The university system achieved a true interest cost of 4.146% on the Series A bonds with serial maturities through 2041, said treasurer Don Eldhart.
The bonds had ratings of Aa2 from Moody’s Investors Service and AA-plus from Fitch Ratings, both with stable outlooks.
The bonds priced through negotiation Tuesday with Stifel, Nicolaus & Co. as book-runner. RBC Capital Markets and Loop Capital Markets were co-managers.
Proceeds from the bonds will finance capital improvements at the Boulder and Colorado Springs campuses and cover issuance costs.
The regents had planned to issue $42 million of Series B refunding bonds, but the escrows were prohibitively expensive, Eldhart said.
Projects at CU Boulder include renovation and construction of its heating and cooling complex, expansion of the current student recreation center, and expansion and renovation of residential facilities in the Kittredge Complex.
The projects at CU Colorado Springs include expansion of its residence halls to accommodate an additional 216 beds and the first phase of construction of an academic health sciences center.
Despite its diverse array of academic offerings and well-regarded research programs, the University of Colorado, like other large public university systems, faces severe economic challenges as the Colorado legislature seeks ways to cut spending.
Moody’s analyst Erin V. Ortiz noted that the state funding problems come during a period of CU’s growing debt relative to expendable financial resources.
“Pro-forma debt has grown 59% from fiscal year 2007, with FY 2010 expendable financial resources covering pro-forma debt, including the Series 2011 bonds, 1.0 times,” Ortiz said in the rating report.
Due to Colorado’s ongoing revenue shortfall, state support to CU has fallen about $72 million since fiscal 2009.
“While this represents a limited portion of the university’s operating budget, management took steps to offset this loss in funding, including raising tuition and fees and reducing and-or eliminating various administrative costs,” noted Fitch analyst Colin Walsh.
Despite the funding pressures, respected public universities like CU are expected to weather the economic weakness better than other sectors due to growing demand for higher education and varied revenue sources.

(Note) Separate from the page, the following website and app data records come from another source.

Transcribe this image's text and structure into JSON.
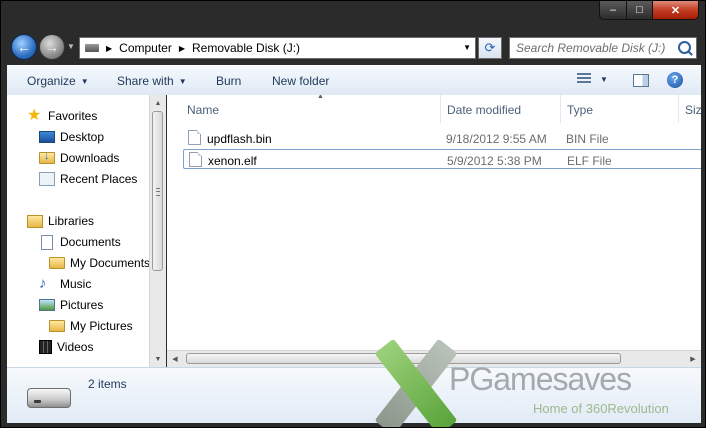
{
  "window": {
    "caption": {
      "minimize": "–",
      "maximize": "□",
      "close": "✕"
    }
  },
  "address_bar": {
    "crumbs": [
      "Computer",
      "Removable Disk (J:)"
    ]
  },
  "search": {
    "placeholder": "Search Removable Disk (J:)"
  },
  "toolbar": {
    "organize": "Organize",
    "share_with": "Share with",
    "burn": "Burn",
    "new_folder": "New folder"
  },
  "nav_pane": {
    "favorites": {
      "label": "Favorites",
      "items": [
        "Desktop",
        "Downloads",
        "Recent Places"
      ]
    },
    "libraries": {
      "label": "Libraries",
      "items": [
        "Documents",
        "My Documents",
        "Music",
        "Pictures",
        "My Pictures",
        "Videos"
      ]
    }
  },
  "columns": {
    "name": "Name",
    "date_modified": "Date modified",
    "type": "Type",
    "size": "Size"
  },
  "files": [
    {
      "name": "updflash.bin",
      "date": "9/18/2012 9:55 AM",
      "type": "BIN File"
    },
    {
      "name": "xenon.elf",
      "date": "5/9/2012 5:38 PM",
      "type": "ELF File"
    }
  ],
  "details": {
    "item_count": "2 items"
  },
  "watermark": {
    "title": "PGamesaves",
    "subtitle": "Home of 360Revolution"
  },
  "colors": {
    "frame": "#2b2b2b",
    "close": "#c23c22",
    "selection_border": "#7da2ce",
    "text": "#1e395b"
  }
}
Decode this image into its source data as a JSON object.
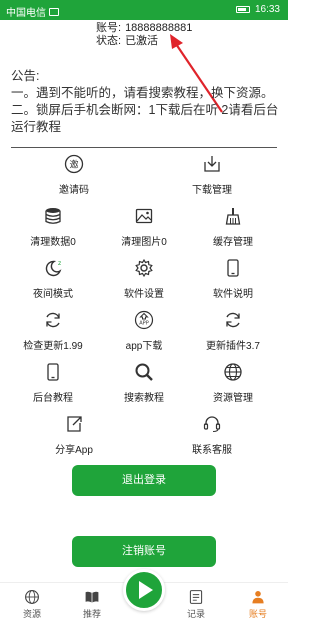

“The recent recession created a proving ground of sorts for colleges and universities, with many institutions demonstrating surprising resilience,” Standard & Poor’s said in a June report on the sector. “However, this is reflected in the average credit rating on public colleges and universities remaining unchanged at A-plus with a stable outlook.”